She does not know the whereabouts of her three-year-old daughter, who was also taken by authorities.
Belkez, who was a former local government employee in Urumqi, and her five children left for Egypt in September 2016.
She was hoping her husband and youngest child would join them shortly after. Like Turkey, Egypt also offers visa on arrival for Chinese citizens.
But her husband and their infant daughter never got their passport. The last time she spoke to her husband was on April 1, 2017, just days before his detention.
"I never thought that it was the last time that we would speak to each other," Belkez told Al Jazeera, as she tried to hold back her tears.
Years of government repression, including the prohibition of the hijab and fasting during Ramadan, pushed her family to finally leave Xinjiang, she said.

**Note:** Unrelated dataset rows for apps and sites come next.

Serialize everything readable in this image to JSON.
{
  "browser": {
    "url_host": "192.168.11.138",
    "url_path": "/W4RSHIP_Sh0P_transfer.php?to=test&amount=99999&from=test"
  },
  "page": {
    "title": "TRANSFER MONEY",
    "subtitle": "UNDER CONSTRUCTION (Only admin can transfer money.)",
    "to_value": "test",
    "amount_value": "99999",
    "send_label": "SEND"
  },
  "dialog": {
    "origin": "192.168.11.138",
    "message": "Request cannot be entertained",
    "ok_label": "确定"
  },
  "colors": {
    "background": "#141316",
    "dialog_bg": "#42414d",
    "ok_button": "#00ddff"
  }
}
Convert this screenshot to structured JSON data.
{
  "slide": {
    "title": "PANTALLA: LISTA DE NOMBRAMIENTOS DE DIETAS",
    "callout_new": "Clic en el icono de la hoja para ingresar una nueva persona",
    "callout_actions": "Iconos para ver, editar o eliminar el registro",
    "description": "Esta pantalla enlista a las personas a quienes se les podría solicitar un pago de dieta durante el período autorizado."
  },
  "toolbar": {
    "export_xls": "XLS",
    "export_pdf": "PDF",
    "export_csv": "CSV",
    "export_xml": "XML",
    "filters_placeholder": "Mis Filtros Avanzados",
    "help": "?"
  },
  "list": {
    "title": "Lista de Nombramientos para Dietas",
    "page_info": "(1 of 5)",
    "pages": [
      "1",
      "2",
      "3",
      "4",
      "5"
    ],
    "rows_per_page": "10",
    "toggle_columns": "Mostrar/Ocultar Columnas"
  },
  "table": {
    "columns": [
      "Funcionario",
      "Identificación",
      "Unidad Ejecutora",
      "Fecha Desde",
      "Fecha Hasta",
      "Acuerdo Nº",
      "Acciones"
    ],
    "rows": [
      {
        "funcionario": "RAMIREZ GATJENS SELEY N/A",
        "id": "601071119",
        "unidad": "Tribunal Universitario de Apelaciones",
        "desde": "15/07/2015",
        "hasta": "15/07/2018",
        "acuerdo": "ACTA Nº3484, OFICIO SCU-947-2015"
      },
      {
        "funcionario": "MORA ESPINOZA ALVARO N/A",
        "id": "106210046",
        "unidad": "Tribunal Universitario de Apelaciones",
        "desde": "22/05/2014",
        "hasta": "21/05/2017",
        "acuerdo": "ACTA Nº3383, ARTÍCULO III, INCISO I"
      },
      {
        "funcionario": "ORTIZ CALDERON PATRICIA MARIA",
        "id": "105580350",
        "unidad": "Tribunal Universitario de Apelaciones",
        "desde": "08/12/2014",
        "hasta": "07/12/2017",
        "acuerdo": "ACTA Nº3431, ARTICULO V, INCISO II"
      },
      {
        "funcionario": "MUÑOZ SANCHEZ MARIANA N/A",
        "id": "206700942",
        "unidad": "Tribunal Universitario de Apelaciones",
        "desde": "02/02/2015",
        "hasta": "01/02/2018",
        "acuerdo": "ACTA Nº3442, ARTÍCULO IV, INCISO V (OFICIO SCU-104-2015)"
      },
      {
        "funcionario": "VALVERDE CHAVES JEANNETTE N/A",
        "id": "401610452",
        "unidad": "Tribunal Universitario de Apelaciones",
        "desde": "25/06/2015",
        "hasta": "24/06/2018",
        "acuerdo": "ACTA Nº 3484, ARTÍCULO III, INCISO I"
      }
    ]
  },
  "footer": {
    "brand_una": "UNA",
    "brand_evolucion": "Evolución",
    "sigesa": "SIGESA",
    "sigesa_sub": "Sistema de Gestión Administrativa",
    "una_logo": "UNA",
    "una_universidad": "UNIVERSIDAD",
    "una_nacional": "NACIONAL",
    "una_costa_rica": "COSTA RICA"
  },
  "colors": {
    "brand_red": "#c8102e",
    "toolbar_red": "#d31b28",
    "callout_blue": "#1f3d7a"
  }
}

Belkez and her five children stayed in Egypt for nine months, before deciding to move to Turkey.
Rebiya, a 43-year-old former resident of Urumqi, left with her two children, aged 12 and three years on January 28, 2017. Four months later, she expected that her husband would follow. But he was held at Urumqi's airport and later sent to prison.
She has not heard from her family since October 2017 and has since stopped trying to make any contact to avoid putting them into more trouble with the Chinese authorities.

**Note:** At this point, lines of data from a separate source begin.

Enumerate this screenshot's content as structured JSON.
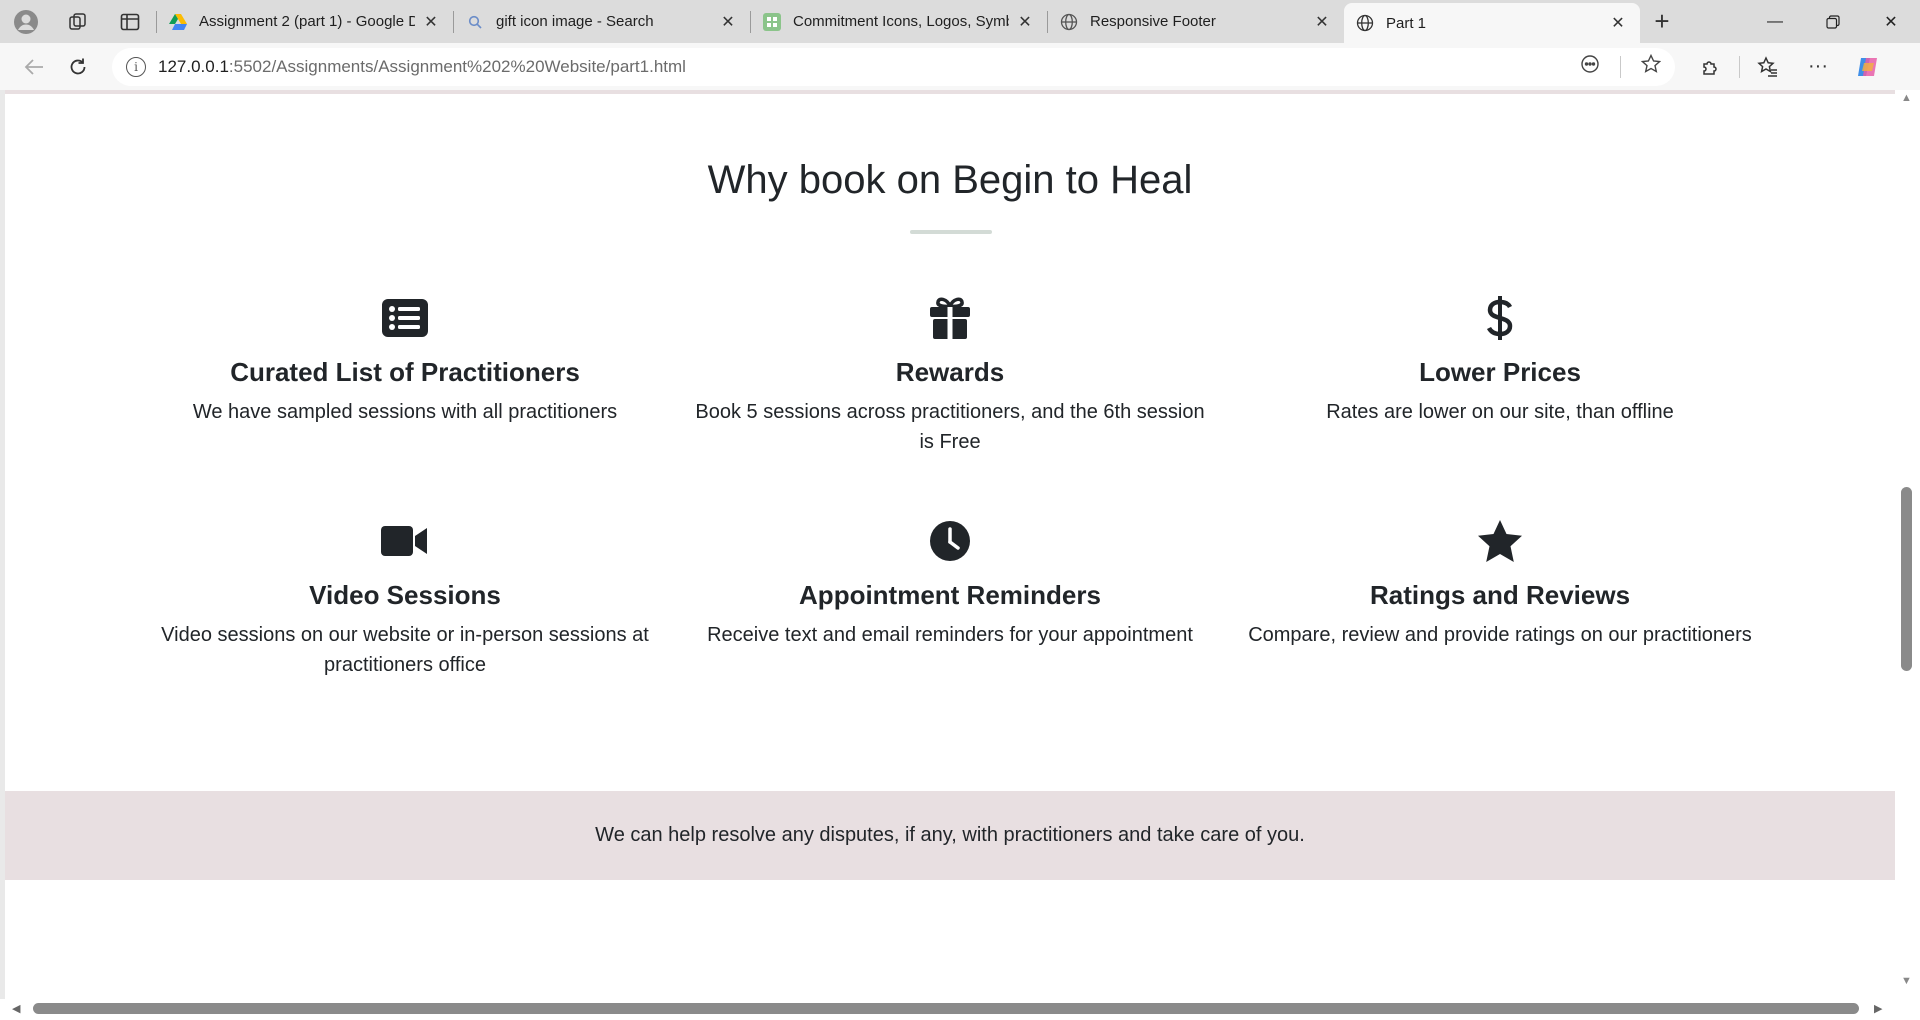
{
  "browser": {
    "tabs": [
      {
        "title": "Assignment 2 (part 1) - Google Dr",
        "favicon": "google-drive-icon"
      },
      {
        "title": "gift icon image - Search",
        "favicon": "search-icon"
      },
      {
        "title": "Commitment Icons, Logos, Symbo",
        "favicon": "sheet-icon"
      },
      {
        "title": "Responsive Footer",
        "favicon": "globe-icon"
      },
      {
        "title": "Part 1",
        "favicon": "globe-icon",
        "active": true
      }
    ],
    "url_host": "127.0.0.1",
    "url_path": ":5502/Assignments/Assignment%202%20Website/part1.html"
  },
  "page": {
    "section_title": "Why book on Begin to Heal",
    "features": [
      {
        "icon": "list-icon",
        "title": "Curated List of Practitioners",
        "text": "We have sampled sessions with all practitioners"
      },
      {
        "icon": "gift-icon",
        "title": "Rewards",
        "text": "Book 5 sessions across practitioners, and the 6th session is Free"
      },
      {
        "icon": "dollar-icon",
        "title": "Lower Prices",
        "text": "Rates are lower on our site, than offline"
      },
      {
        "icon": "video-camera-icon",
        "title": "Video Sessions",
        "text": "Video sessions on our website or in-person sessions at practitioners office"
      },
      {
        "icon": "clock-icon",
        "title": "Appointment Reminders",
        "text": "Receive text and email reminders for your appointment"
      },
      {
        "icon": "star-icon",
        "title": "Ratings and Reviews",
        "text": "Compare, review and provide ratings on our practitioners"
      }
    ],
    "banner_text": "We can help resolve any disputes, if any, with practitioners and take care of you."
  },
  "colors": {
    "banner_bg": "#e8dfe1",
    "underline": "#d3dbd6",
    "text": "#212529"
  }
}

Rebiya also recalled the riots in 2009, when she said she witnessed a Muslim Uighur couple and their four-year-old child being killed during a knife attack.
"The pain and anguish of families torn apart, with no knowledge of what's happened to their loved ones stands in stark contrast to Beijing's claims that Turkic Muslims are 'happy' and 'grateful,'" said Richardson of HRW.

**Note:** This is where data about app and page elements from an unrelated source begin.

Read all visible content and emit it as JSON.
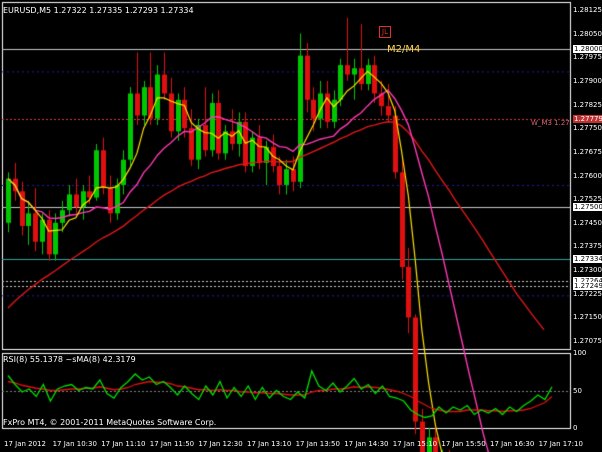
{
  "header": {
    "symbol": "EURUSD,M5",
    "ohlc": "1.27322 1.27335 1.27293 1.27334",
    "mark_label": "M2/M4",
    "flag_label": "JL",
    "object_label": "W_M3 1.27"
  },
  "colors": {
    "background": "#000000",
    "bull": "#00c800",
    "bear": "#e01010",
    "ma_fast": "#ffe000",
    "ma_mid": "#ff3ab4",
    "ma_slow": "#e01818",
    "rsi": "#00e000",
    "rsi_ma": "#e01010",
    "grid": "#2020a0"
  },
  "price_axis": {
    "ticks": [
      "1.28125",
      "1.28050",
      "1.27975",
      "1.27900",
      "1.27825",
      "1.27750",
      "1.27675",
      "1.27600",
      "1.27525",
      "1.27450",
      "1.27375",
      "1.27300",
      "1.27225",
      "1.27150",
      "1.27075"
    ],
    "boxes": [
      "1.28000",
      "1.27779",
      "1.27500",
      "1.27334",
      "1.27264",
      "1.27249"
    ]
  },
  "time_axis": {
    "labels": [
      "17 Jan 2012",
      "17 Jan 10:30",
      "17 Jan 11:10",
      "17 Jan 11:50",
      "17 Jan 12:30",
      "17 Jan 13:10",
      "17 Jan 13:50",
      "17 Jan 14:30",
      "17 Jan 15:10",
      "17 Jan 15:50",
      "17 Jan 16:30",
      "17 Jan 17:10"
    ]
  },
  "indicator": {
    "label": "RSI(8) 55.1378  ~sMA(8) 42.3179",
    "levels": [
      "100",
      "50",
      "0"
    ]
  },
  "footer": {
    "copyright": "FxPro MT4, © 2001-2011 MetaQuotes Software Corp."
  },
  "chart_data": {
    "type": "candlestick",
    "symbol": "EURUSD",
    "timeframe": "M5",
    "ylim": [
      1.2705,
      1.2815
    ],
    "hlines": [
      1.28,
      1.27779,
      1.275,
      1.27334,
      1.27264,
      1.27249
    ],
    "candles": [
      [
        1.2745,
        1.2761,
        1.2742,
        1.2759
      ],
      [
        1.2759,
        1.2764,
        1.2752,
        1.2755
      ],
      [
        1.2755,
        1.2758,
        1.2741,
        1.2744
      ],
      [
        1.2744,
        1.2752,
        1.2738,
        1.2748
      ],
      [
        1.2748,
        1.2756,
        1.2736,
        1.2739
      ],
      [
        1.2739,
        1.2748,
        1.2735,
        1.2746
      ],
      [
        1.2746,
        1.2749,
        1.2733,
        1.2735
      ],
      [
        1.2735,
        1.2748,
        1.2733,
        1.2745
      ],
      [
        1.2745,
        1.2752,
        1.2742,
        1.2749
      ],
      [
        1.2749,
        1.2757,
        1.2747,
        1.2754
      ],
      [
        1.2754,
        1.2759,
        1.2748,
        1.275
      ],
      [
        1.275,
        1.2757,
        1.2746,
        1.2755
      ],
      [
        1.2755,
        1.276,
        1.2751,
        1.2753
      ],
      [
        1.2753,
        1.277,
        1.2752,
        1.2768
      ],
      [
        1.2768,
        1.2772,
        1.2754,
        1.2756
      ],
      [
        1.2756,
        1.276,
        1.2745,
        1.2748
      ],
      [
        1.2748,
        1.2759,
        1.2746,
        1.2757
      ],
      [
        1.2757,
        1.2768,
        1.2754,
        1.2765
      ],
      [
        1.2765,
        1.2788,
        1.2763,
        1.2786
      ],
      [
        1.2786,
        1.2799,
        1.2776,
        1.2779
      ],
      [
        1.2779,
        1.279,
        1.2776,
        1.2788
      ],
      [
        1.2788,
        1.2799,
        1.2776,
        1.2778
      ],
      [
        1.2778,
        1.2795,
        1.2776,
        1.2792
      ],
      [
        1.2792,
        1.2799,
        1.2784,
        1.2786
      ],
      [
        1.2786,
        1.2791,
        1.2772,
        1.2774
      ],
      [
        1.2774,
        1.2786,
        1.2771,
        1.2784
      ],
      [
        1.2784,
        1.2788,
        1.2772,
        1.2775
      ],
      [
        1.2775,
        1.2781,
        1.2763,
        1.2765
      ],
      [
        1.2765,
        1.2778,
        1.2762,
        1.2776
      ],
      [
        1.2776,
        1.2788,
        1.2766,
        1.2768
      ],
      [
        1.2768,
        1.2786,
        1.2766,
        1.2783
      ],
      [
        1.2783,
        1.2787,
        1.2765,
        1.2767
      ],
      [
        1.2767,
        1.2776,
        1.2765,
        1.2774
      ],
      [
        1.2774,
        1.2781,
        1.2768,
        1.277
      ],
      [
        1.277,
        1.278,
        1.2766,
        1.2777
      ],
      [
        1.2777,
        1.278,
        1.2761,
        1.2763
      ],
      [
        1.2763,
        1.2774,
        1.2761,
        1.2772
      ],
      [
        1.2772,
        1.2776,
        1.2762,
        1.2764
      ],
      [
        1.2764,
        1.2771,
        1.2757,
        1.2769
      ],
      [
        1.2769,
        1.2773,
        1.2761,
        1.2763
      ],
      [
        1.2763,
        1.2766,
        1.2754,
        1.2757
      ],
      [
        1.2757,
        1.2765,
        1.2754,
        1.2762
      ],
      [
        1.2762,
        1.2766,
        1.2755,
        1.2758
      ],
      [
        1.2758,
        1.2805,
        1.2756,
        1.2798
      ],
      [
        1.2798,
        1.2802,
        1.278,
        1.2784
      ],
      [
        1.2784,
        1.2788,
        1.2774,
        1.2778
      ],
      [
        1.2778,
        1.279,
        1.2775,
        1.2786
      ],
      [
        1.2786,
        1.279,
        1.2775,
        1.2777
      ],
      [
        1.2777,
        1.2787,
        1.2775,
        1.2784
      ],
      [
        1.2784,
        1.2797,
        1.2782,
        1.2795
      ],
      [
        1.2795,
        1.281,
        1.279,
        1.2792
      ],
      [
        1.2792,
        1.2797,
        1.2784,
        1.2794
      ],
      [
        1.2794,
        1.2808,
        1.2787,
        1.2789
      ],
      [
        1.2789,
        1.2797,
        1.2787,
        1.2795
      ],
      [
        1.2795,
        1.2798,
        1.2783,
        1.2786
      ],
      [
        1.2786,
        1.279,
        1.2779,
        1.2782
      ],
      [
        1.2782,
        1.2789,
        1.2777,
        1.2779
      ],
      [
        1.2779,
        1.2782,
        1.2759,
        1.2761
      ],
      [
        1.2761,
        1.2766,
        1.2727,
        1.2731
      ],
      [
        1.2731,
        1.2737,
        1.271,
        1.2715
      ],
      [
        1.2715,
        1.2716,
        1.2678,
        1.2682
      ],
      [
        1.2682,
        1.2686,
        1.2663,
        1.2666
      ],
      [
        1.2666,
        1.268,
        1.2662,
        1.2677
      ],
      [
        1.2677,
        1.268,
        1.266,
        1.2664
      ],
      [
        1.2664,
        1.2673,
        1.266,
        1.2669
      ],
      [
        1.2669,
        1.2673,
        1.2658,
        1.2661
      ],
      [
        1.2661,
        1.2667,
        1.2654,
        1.2657
      ],
      [
        1.2657,
        1.2664,
        1.265,
        1.2661
      ],
      [
        1.2661,
        1.2666,
        1.265,
        1.2652
      ],
      [
        1.2652,
        1.266,
        1.2647,
        1.2656
      ],
      [
        1.2656,
        1.266,
        1.2644,
        1.2647
      ],
      [
        1.2647,
        1.2655,
        1.2644,
        1.2652
      ],
      [
        1.2652,
        1.2657,
        1.264,
        1.2643
      ],
      [
        1.2643,
        1.2651,
        1.264,
        1.2649
      ],
      [
        1.2649,
        1.2653,
        1.2641,
        1.2644
      ],
      [
        1.2644,
        1.2653,
        1.2641,
        1.265
      ],
      [
        1.265,
        1.266,
        1.2647,
        1.2658
      ],
      [
        1.2658,
        1.2668,
        1.2655,
        1.2665
      ],
      [
        1.2665,
        1.2667,
        1.2659,
        1.2662
      ],
      [
        1.2662,
        1.267,
        1.266,
        1.2668
      ]
    ],
    "rsi": [
      70,
      58,
      48,
      52,
      42,
      58,
      36,
      52,
      56,
      58,
      50,
      54,
      52,
      64,
      46,
      40,
      54,
      62,
      72,
      64,
      68,
      58,
      62,
      54,
      44,
      56,
      46,
      38,
      56,
      44,
      62,
      40,
      54,
      42,
      56,
      38,
      54,
      40,
      50,
      42,
      38,
      48,
      40,
      76,
      56,
      50,
      60,
      48,
      56,
      66,
      52,
      58,
      46,
      56,
      42,
      40,
      36,
      24,
      18,
      14,
      16,
      28,
      20,
      28,
      24,
      30,
      18,
      24,
      20,
      26,
      18,
      28,
      22,
      30,
      36,
      44,
      38,
      55
    ],
    "rsi_ma": [
      62,
      60,
      57,
      55,
      53,
      52,
      50,
      50,
      51,
      52,
      52,
      53,
      53,
      55,
      53,
      51,
      52,
      54,
      58,
      60,
      62,
      61,
      61,
      59,
      56,
      55,
      53,
      51,
      51,
      50,
      51,
      50,
      50,
      48,
      48,
      47,
      47,
      46,
      46,
      45,
      44,
      44,
      44,
      48,
      50,
      50,
      52,
      52,
      53,
      55,
      54,
      55,
      54,
      53,
      51,
      49,
      46,
      42,
      36,
      31,
      26,
      24,
      22,
      22,
      22,
      24,
      24,
      24,
      23,
      23,
      22,
      23,
      23,
      24,
      26,
      30,
      34,
      42
    ]
  }
}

New life in Istanbul
Like Rebiya's husband, Tarim, the Uighur businessman, could have encountered the same fate at Urumqi's international airport, but he managed to slip out.
Tarim's hands started to fidget as he recalled to Al Jazeera those crucial minutes of his escape.
He shook his head repeatedly in disbelief.
Even after arriving in Astana for his connecting flight to Istanbul, Tarim was still fearful of being sent back to China.
The Kazakh government has been accused of deporting Uighurs to Xinjiang, according to the US-funded Radio Free Asia and the Uyghur Human Rights Project.
For Tarim, the hours spent in Astana during his layover were a torment.
"What if the Chinese authorities suddenly call Kazakhstan and ask that he be deported," he wondered nervously.
He arrived in Istanbul on April 11, 2017, to start a new life, joining his wife and children, who had already fled to Turkey earlier.
Tarim said he still fears for his safety, and that of his family members who are left behind, that's why he hesitated for a long time before talking about his experience.
"But the world has to know what the Chinese government is doing to the Uighurs. Even the dogs have more rights than the Uighurs in China."
China | China,Xinjiang,Camps,Muslims | 2018-09-10 | aljazeera.com